Short term lodging and vacation rentals have taken the travel scene by storm. Companies like Airbnb are thriving as renters comb their site to book online all over the globe. But in the Chicago area, not all rentals are working out as planned.
One suburb is trying to do something about the issue with one Airbnb home, but with little success. One Chicago block is getting some attention, but not much action, after bullets fly, two people were shot and TV cameras show up.
There was a large house party at a home on the 1900 block of North Lawndale in Chicago on July 1 around 4 a.m. that was being rented as an Airbnb.
“There was a party there that we later found out was advertised on social media,” Christina Cochran said.
She said the party had at least 100 people attending and an altercation spilled out onto the street and ended up in gunfire. She said that gunfire left 15 to 18 bullet holes in her Logan Square home.
Her family was safe, but the Cochrans have $7,200 in damages. To add insult to injury, after weeks of calls to Airbnb and eventually its third party insurance, she said they encouraged her to fill out a homeowners claim. She said one had a $2,500 deductible, even though Airbnb’s policy is that host protection insurance covers damages in cases like this for up to $1 million.
Cochran said the insurance agent made her feel uncomfortable.
After providing two estimates, photos and a police report, Cochran was told Airbnb’s insurance company will send out its own adjustor roughly 30 days later.
“It’s absolutely been a nightmare, my child asks me repeatedly, is this going to happen again? Are we safe here? When they go out into the yard, they point out bullet holes in our house to their friends. Look where the bullets hit my house,” she said.
First Ward Ald. Proco Joe Moreno is in support of Airbnb, but said he is working to close a critical loophole in Chicago. The owner of that home, an elderly woman from Iowa, did not have a permit to rent the renovated brownstone. The city had yet to approve her application.
“I am putting in an ordinance closing that loophole so they cannot operate until their license is fully vetted and approved,” Ald. Moreno said.

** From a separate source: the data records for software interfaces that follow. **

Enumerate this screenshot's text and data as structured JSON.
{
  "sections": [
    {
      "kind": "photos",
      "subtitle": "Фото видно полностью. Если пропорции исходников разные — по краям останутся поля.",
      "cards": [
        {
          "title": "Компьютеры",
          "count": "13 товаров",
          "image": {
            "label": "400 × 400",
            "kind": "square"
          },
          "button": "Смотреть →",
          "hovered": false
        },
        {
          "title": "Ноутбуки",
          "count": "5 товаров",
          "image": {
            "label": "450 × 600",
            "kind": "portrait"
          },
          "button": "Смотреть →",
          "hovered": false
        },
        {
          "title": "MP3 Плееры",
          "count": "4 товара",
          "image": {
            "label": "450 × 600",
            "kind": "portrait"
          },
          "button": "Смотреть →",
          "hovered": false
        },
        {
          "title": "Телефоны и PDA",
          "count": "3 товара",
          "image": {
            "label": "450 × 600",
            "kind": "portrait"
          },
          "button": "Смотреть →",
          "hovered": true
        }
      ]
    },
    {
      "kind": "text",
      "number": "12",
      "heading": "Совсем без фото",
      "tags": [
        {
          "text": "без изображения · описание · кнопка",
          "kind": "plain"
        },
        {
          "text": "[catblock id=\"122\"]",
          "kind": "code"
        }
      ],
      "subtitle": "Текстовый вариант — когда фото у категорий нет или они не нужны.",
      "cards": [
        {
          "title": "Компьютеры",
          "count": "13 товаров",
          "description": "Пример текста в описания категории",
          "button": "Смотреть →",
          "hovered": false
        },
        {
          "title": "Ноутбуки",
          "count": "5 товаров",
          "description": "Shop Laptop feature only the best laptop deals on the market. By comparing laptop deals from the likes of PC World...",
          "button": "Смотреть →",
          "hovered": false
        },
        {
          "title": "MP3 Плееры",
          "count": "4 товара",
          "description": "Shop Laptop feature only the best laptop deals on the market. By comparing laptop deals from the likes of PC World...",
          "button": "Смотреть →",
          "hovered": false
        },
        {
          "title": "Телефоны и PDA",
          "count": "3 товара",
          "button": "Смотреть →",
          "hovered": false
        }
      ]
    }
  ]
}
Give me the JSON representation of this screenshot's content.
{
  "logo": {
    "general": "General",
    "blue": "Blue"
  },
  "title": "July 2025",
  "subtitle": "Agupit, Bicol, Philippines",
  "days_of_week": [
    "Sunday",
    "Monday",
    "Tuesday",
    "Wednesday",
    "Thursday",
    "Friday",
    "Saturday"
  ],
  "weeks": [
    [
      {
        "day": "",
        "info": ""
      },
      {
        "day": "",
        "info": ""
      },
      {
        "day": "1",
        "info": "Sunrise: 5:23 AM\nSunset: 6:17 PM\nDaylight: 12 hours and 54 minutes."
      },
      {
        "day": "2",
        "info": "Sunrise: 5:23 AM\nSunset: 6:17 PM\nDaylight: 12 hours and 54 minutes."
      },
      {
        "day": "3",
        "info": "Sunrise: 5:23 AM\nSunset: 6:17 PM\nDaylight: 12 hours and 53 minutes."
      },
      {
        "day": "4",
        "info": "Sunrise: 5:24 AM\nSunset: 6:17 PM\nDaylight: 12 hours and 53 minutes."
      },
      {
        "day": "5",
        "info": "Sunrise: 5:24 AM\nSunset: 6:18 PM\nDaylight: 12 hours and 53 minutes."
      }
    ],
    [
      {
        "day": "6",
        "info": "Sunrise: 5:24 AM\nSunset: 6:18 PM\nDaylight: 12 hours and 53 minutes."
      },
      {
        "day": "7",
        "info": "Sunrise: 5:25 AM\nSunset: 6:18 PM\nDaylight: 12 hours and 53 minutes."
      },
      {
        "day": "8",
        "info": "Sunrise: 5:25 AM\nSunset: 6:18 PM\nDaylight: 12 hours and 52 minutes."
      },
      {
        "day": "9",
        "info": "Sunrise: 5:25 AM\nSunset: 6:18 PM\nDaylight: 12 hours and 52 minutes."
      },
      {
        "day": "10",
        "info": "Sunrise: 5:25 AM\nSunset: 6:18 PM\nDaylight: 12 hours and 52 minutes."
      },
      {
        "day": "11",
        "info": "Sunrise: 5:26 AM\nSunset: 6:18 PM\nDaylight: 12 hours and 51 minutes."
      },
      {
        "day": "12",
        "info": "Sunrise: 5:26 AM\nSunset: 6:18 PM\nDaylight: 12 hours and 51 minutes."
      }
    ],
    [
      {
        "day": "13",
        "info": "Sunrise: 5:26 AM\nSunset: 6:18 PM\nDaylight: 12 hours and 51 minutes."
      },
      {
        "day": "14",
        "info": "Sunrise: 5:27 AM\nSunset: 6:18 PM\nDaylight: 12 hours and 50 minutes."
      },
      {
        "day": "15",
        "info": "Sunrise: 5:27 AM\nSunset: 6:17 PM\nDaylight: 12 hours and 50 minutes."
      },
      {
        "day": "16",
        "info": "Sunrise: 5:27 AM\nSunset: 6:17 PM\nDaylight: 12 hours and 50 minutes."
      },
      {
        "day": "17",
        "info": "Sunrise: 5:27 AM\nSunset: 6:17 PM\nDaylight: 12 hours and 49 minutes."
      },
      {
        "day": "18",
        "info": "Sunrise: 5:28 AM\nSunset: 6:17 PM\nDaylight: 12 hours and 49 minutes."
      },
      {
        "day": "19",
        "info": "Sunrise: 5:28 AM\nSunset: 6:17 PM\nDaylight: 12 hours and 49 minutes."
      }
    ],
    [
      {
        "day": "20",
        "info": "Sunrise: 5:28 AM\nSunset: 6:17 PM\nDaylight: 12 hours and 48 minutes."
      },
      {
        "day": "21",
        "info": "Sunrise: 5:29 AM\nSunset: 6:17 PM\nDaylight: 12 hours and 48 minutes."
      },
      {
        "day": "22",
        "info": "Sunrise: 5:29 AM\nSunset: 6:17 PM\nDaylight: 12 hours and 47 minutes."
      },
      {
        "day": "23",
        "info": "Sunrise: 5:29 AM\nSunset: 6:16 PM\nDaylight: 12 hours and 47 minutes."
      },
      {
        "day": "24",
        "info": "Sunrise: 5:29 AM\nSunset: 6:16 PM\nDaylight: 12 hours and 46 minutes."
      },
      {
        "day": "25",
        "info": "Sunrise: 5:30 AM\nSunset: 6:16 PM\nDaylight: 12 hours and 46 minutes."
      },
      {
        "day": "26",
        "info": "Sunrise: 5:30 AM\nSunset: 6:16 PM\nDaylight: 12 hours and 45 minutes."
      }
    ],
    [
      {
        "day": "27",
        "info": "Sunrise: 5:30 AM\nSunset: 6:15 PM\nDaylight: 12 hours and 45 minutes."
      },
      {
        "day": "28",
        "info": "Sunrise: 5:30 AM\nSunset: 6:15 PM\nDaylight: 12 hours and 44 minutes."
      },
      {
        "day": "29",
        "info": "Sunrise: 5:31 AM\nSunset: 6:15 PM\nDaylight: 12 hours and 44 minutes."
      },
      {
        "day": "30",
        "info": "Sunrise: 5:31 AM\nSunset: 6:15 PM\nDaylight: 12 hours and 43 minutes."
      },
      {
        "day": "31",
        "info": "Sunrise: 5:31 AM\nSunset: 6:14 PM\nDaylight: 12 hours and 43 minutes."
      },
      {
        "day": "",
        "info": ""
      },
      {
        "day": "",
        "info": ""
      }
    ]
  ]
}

The homeowner from Iowa referred WGN and all questions to her adult daughter. When WGN called, she said, “This is none of your business,” and hung up.
When it comes to short term rentals, Moreno said it is the very first negative incident reported in his ward. Still, two people were shot in Logan Square. Police told Cochran the renters advertised a house party that night on social media.
Airbnb continues to maintain safety is its main concern and with “…300 million guest arrivals in Airbnb listings to date; negative incidents are extremely rare.”
“It’s a matter of public record, I can see all the sex offenders in my area, yet I don’t know who is staying two doors down from me,” Cochran said.
Trouble with another Airbnb rental has been brewing for years in north suburban Highland Park. One house on Cooper Lane has been plagued with renters who’ve gone awry. It all started back in 2014 when rapper Chief Keef was evicted from that house for not paying rent. Local disturbances were common. Police were even called for reports of shots fired that year.
In 2015 that house was listed on Airbnb to rent. Activities since then have resulted in a litany of complaints contained in a 400-plus page lawsuit filed this month in Lake County against the homeowner.
Only five homes are on a quiet cul de sac, and the homeowners association has filed the suit claiming everything from reckless driving, to the playing of loud music, possible underage drinking and so much more.
After bringing the case to the attention of Airbnb this week, the company said they have “suspended the host while we investigate.” It means they will not be able to rent it out on Airbnb.
The home owner’s daughter and caretaker of the six-bedroom, 10,000 square foot home for $690 a night, told WGN that none of the claims are true. Until WGN called and the suspension was issued, warnings from the city of Highland Park for not being registered to rent, and a pending lawsuit, were not enough to stop the rentals on the quiet block and the alleged bad deeds of renters who stayed there.
At the advice of their lawyer, residents on Cooper Lane declined to speak on camera with WGN because of the pending case.
“There’s Airbnb everywhere. There is a higher concentration in the city, but this could happen anywhere. Regulations need to change to keep all of our neighborhoods safe, not just this block,” Cochran said.
Chicago’s Department of Business Affairs and Consumer Protection is investigating the Logan Square case along with police, but required Airbnb to delist the North Lawndale property until further notice.
In Highland Park, next court hearing regarding the six-bedroom house on Cooper Lane is scheduled for Friday.